The fields low and high indicate the range of color registers (color numbers) selected by this CRange; the field rate determines the speed at which the colors will step when color cycling is on. The units are such that a rate of 60 steps per second is represented as 214 = 16384. lower rates can be obtained by linear scaling: for 30 steps/second, rate = 8192.
Commodore's Graphicraft program uses a similar chunk "CCRT" (for Color Cyling Range and Timing). This chunk contains a CycleInfo structure. Like CRNG it is a nonstandard chunk.
CCRT CHUNK 0 4 Chunk ID 'CCRT' 4 4 Chunk size Chunk size 8 2 Cycle dir Cycle direction 0= no cycling, 1 = forwards, -1 = backwards 10 1 Low/high Upper and lower color registers selected 11 4 Delay S Seconds between changing colors 15 4 Delay mS Microseconds between changing colors 15 4 Cycle? If no 0 then cycle colors 19 2 Padding 0
It pretty similar to a CRNG chunk. A program would probably only use one of these two methods of expressing color cycle data. You could write out both if you want to communicate this information to both Deluxe Paint and Graphicraft. A CCRT chunk expresses the color cycling rate as a number of seconds plus a number of microseconds.
The optional property "DEST" is a way to say how to scatter zero or more source bitplanes into a deeper destination image. Some readers may ignore DEST.
DEST CHUNK 0 4 Chunk ID 'DEST' 4 4 Chunk size Chunk size 8 2 Source planes Number of bitplanes in source image 10 2 Plane Pick How to pick planes to scatter them into the destination image 12 2 Plane On/Off Default data for Plane Pick 14 2 Plane Mask Selects which bitplanes to store into

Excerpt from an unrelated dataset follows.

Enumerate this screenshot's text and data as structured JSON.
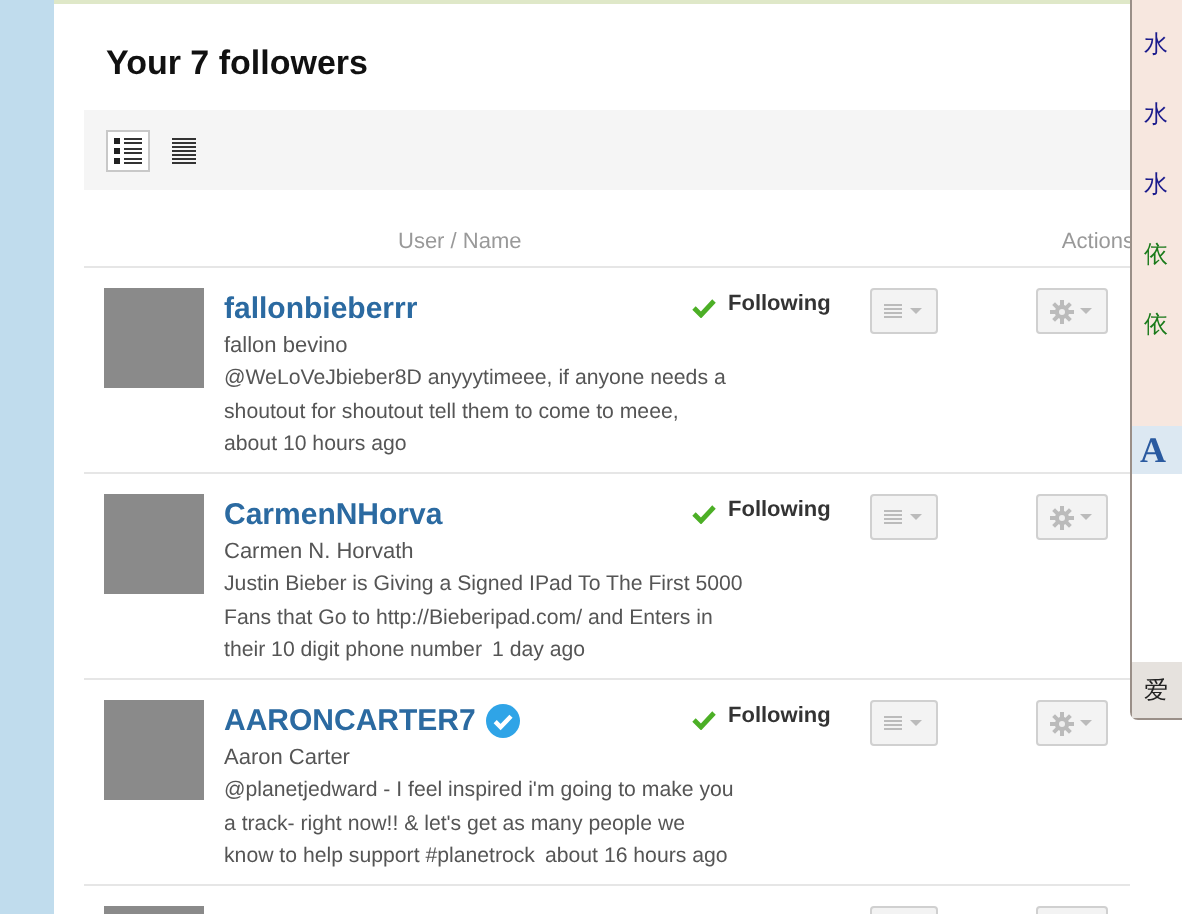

The low order depth number of bits in planePick, planeOnOff, and planeMask correspond one-to-one with destination bitplanes. Bit 0 with bitplane 0, etc. (Any higher order bits should be ignored.) "1" bits in planePick mean "put the next source bitplane into this bitplane", so the number of "1" bits should equal nPlanes. "0" bits mean "put the corresponding bit from planeOnOff into this bitplane". Bits in planeMask gate writing to the destination bitplane: "1" bits mean "write to this bitplane" while "0" bits mean "leave this bitplane alone". The normal case (with no DEST property) is equivalent to planePick = planeMask = 2nPlanesJ-1.
Remember that color numbers are formed by pixels in the destination bitmap (depth planes deep) not in the source bitmap (nPlanes planes deep).

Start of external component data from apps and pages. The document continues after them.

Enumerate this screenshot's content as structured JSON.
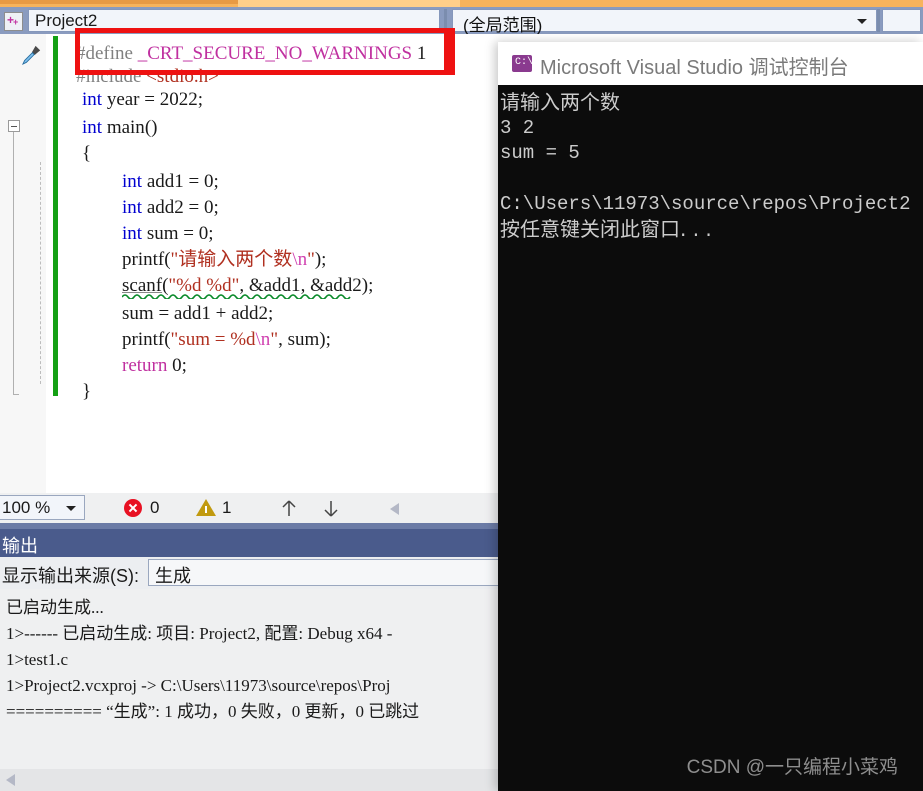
{
  "window": {
    "ide_name": "Microsoft Visual Studio",
    "project_name": "Project2",
    "scope_selector": "(全局范围)"
  },
  "editor": {
    "zoom_level": "100 %",
    "error_count": "0",
    "warning_count": "1",
    "filename": "test1.c",
    "code_lines": [
      {
        "indent": 0,
        "text": "#define _CRT_SECURE_NO_WARNINGS 1"
      },
      {
        "indent": 0,
        "text": "#include <stdio.h>"
      },
      {
        "indent": 0,
        "text": "int year = 2022;"
      },
      {
        "indent": 0,
        "text": "int main()"
      },
      {
        "indent": 0,
        "text": "{"
      },
      {
        "indent": 1,
        "text": "int add1 = 0;"
      },
      {
        "indent": 1,
        "text": "int add2 = 0;"
      },
      {
        "indent": 1,
        "text": "int sum = 0;"
      },
      {
        "indent": 1,
        "text": "printf(\"请输入两个数\\n\");"
      },
      {
        "indent": 1,
        "text": "scanf(\"%d %d\", &add1, &add2);"
      },
      {
        "indent": 1,
        "text": "sum = add1 + add2;"
      },
      {
        "indent": 1,
        "text": "printf(\"sum = %d\\n\", sum);"
      },
      {
        "indent": 1,
        "text": "return 0;"
      },
      {
        "indent": 0,
        "text": "}"
      }
    ],
    "tokens": {
      "preproc_define": "#define",
      "macro_name": "_CRT_SECURE_NO_WARNINGS",
      "macro_value": "1",
      "preproc_include": "#include",
      "include_target": "<stdio.h>",
      "kw_int": "int",
      "kw_return": "return",
      "global_var": "year",
      "global_var_value": "2022",
      "fn_main": "main()",
      "var_add1": "add1",
      "var_add2": "add2",
      "var_sum": "sum",
      "fn_printf": "printf",
      "fn_scanf": "scanf",
      "str_prompt": "请输入两个数",
      "str_scanf_fmt": "%d %d",
      "str_sum_fmt": "sum = %d",
      "escape_n": "\\n",
      "zero": "0"
    }
  },
  "output_panel": {
    "title": "输出",
    "source_label": "显示输出来源(S):",
    "source_value": "生成",
    "lines": [
      "已启动生成...",
      "1>------ 已启动生成: 项目: Project2, 配置: Debug x64 -",
      "1>test1.c",
      "1>Project2.vcxproj -> C:\\Users\\11973\\source\\repos\\Proj",
      "========== “生成”: 1 成功，0 失败，0 更新，0 已跳过"
    ]
  },
  "console_window": {
    "title": "Microsoft Visual Studio 调试控制台",
    "lines": [
      "请输入两个数",
      "3 2",
      "sum = 5",
      "",
      "C:\\Users\\11973\\source\\repos\\Project2",
      "按任意键关闭此窗口. . ."
    ]
  },
  "watermark": "CSDN @一只编程小菜鸡",
  "colors": {
    "keyword_blue": "#0000d0",
    "macro_magenta": "#c030a0",
    "string_red": "#b03020",
    "preproc_grey": "#808080",
    "annotation_red": "#ee1111",
    "save_indicator_green": "#14a014",
    "output_header_blue": "#4a5b8c",
    "console_bg": "#0c0c0c"
  }
}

The optional "GRAB" chunk locates a "handle" or "hotspot" of the image relative to its upper left corner, e.g. when used as a mouse cursor or a "paint brush". It is optional.

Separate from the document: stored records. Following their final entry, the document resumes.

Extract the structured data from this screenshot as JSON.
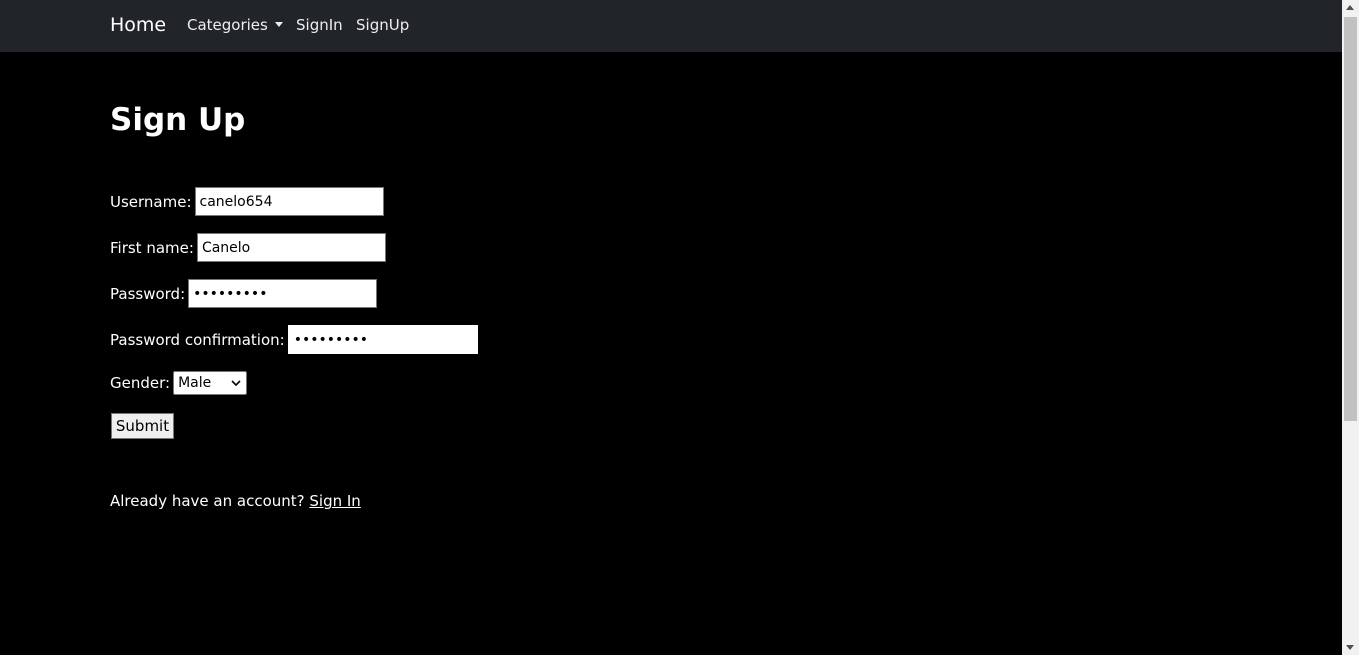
{
  "navbar": {
    "brand": "Home",
    "items": [
      {
        "label": "Categories",
        "dropdown": true
      },
      {
        "label": "SignIn"
      },
      {
        "label": "SignUp"
      }
    ]
  },
  "page": {
    "title": "Sign Up"
  },
  "form": {
    "username": {
      "label": "Username:",
      "value": "canelo654"
    },
    "first_name": {
      "label": "First name:",
      "value": "Canelo"
    },
    "password": {
      "label": "Password:",
      "value": "•••••••••"
    },
    "password_confirmation": {
      "label": "Password confirmation:",
      "value": "•••••••••"
    },
    "gender": {
      "label": "Gender:",
      "selected": "Male"
    },
    "submit_label": "Submit"
  },
  "footer": {
    "prompt": "Already have an account? ",
    "link_label": "Sign In"
  },
  "colors": {
    "navbar_bg": "#212529",
    "page_bg": "#000000",
    "text": "#ffffff"
  }
}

GRAB CHUNK 0 4 Chunk ID 'GRAB' 4 4 Chunk size Chunk size (2) 8 2 Hotspot Location of 'hotspot'; x,y in pixels from top left corner. (1 byte x, 1 byte y)
The SPRT chunk indicates that an image is intended to be a sprite. It should thus have a mask plane or transparent color and shouldn't be fullscreen. How this is handled depends on the program using the image. The only data stored here is the sprite order, used by many programs to place the sprite in the foreground (A sprite of order 1 appears behind one of order 0, etc.) It is optional.
SPRT CHUNK 0 4 Chunk ID 'SPRT' 4 4 Chunk size Chunk size (4) 8 4 Order Sprite order of image (0 is highest)
The TINY chunk contains a small preview image for various graphics programs, including DeluxePaint. It is compressed and is similar in format to the BODY chunk.
TINY CHUNK 0 4 Chunk ID 'TINY' 4 4 Chunk size Chunk size 8 2 Width Image width (Big endian) 10 2 Height Image height (Big endian) 12 ? Data Image data
Most utilities that work with ILBM files are rather dated, such as MacPain or DeluxePaint.
- Image Converter Plus is a program that will convert ILBM files into any number of formats. While the full version is not free, the demo version adds a watermark that can be removed.
Thanks to Lemm for format details.
In the Commander Keen Dreams series of games, compressed standalone ILBM images are used for title screens, but the game does not read most of the ILBM chunks. This is becuase the images were edited in DeluxePaint, then imported directly into the game's files.